Intel has experimented in the past with other architectures like the i960, 860, i432 and recently with the Itanium. Some or all of them were supposed to replace the x86 architecture but none seems to have succeded. Intel also produces the XScale series (an enchancment of the StrongARM design acquired by DEC). The XScale is targeted for embedded applicatoins and has an ARM ISA
AMD on the other hand has started with the AM2901 and AMD29k cpu (a long time ago before she got the deal to license x86 designs). The only recent non-x86 cpu is the Alchemy series which uses a MIPS32 ISA, and again its target market is embedded.
There are 64bit extensions for x86 at the moment, commonly reffered to as x86-64, and yes they are considered part of the x86 family since they are backwords compatible with previous architectures.
AMD brands them as AMD64 and intel brands them as EM64T
Not all of their new processors at the moment are 64bit though. All Athlon64,Opteron,Turion models from AMD are 64bit compatible (semprons are not yet).
From intel the majority of Pentium 4 (5x1, 6xx and above are 64bit), I believe all the Xeons are 64bit too.
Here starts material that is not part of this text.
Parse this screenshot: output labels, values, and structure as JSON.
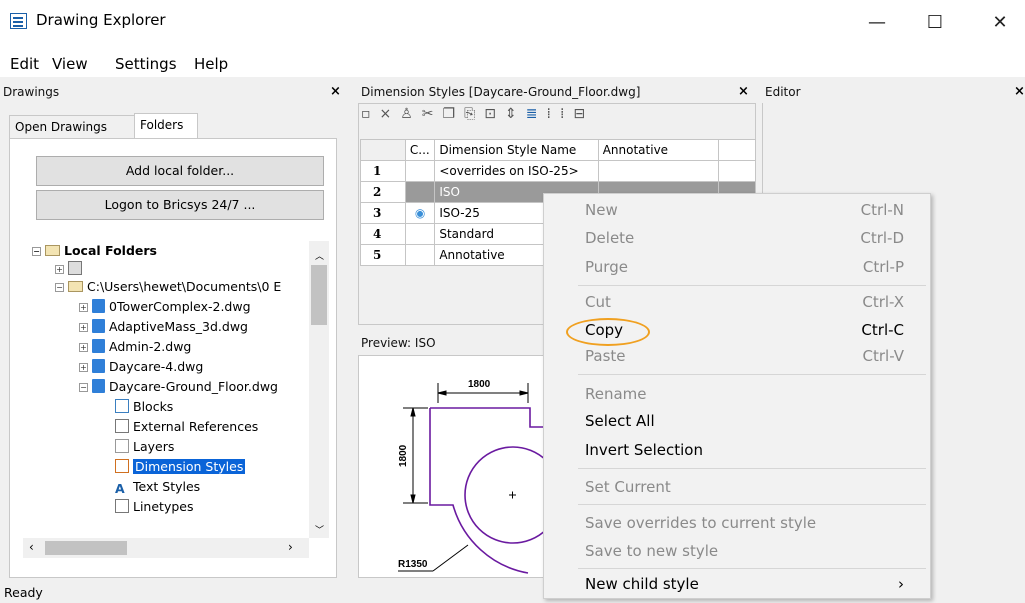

The centrino (Pentium M) and recently announced Core Duo are not 64bit compatible. The same goes from Celeron (I heard about 64bit versions but am not sure if they are out yet)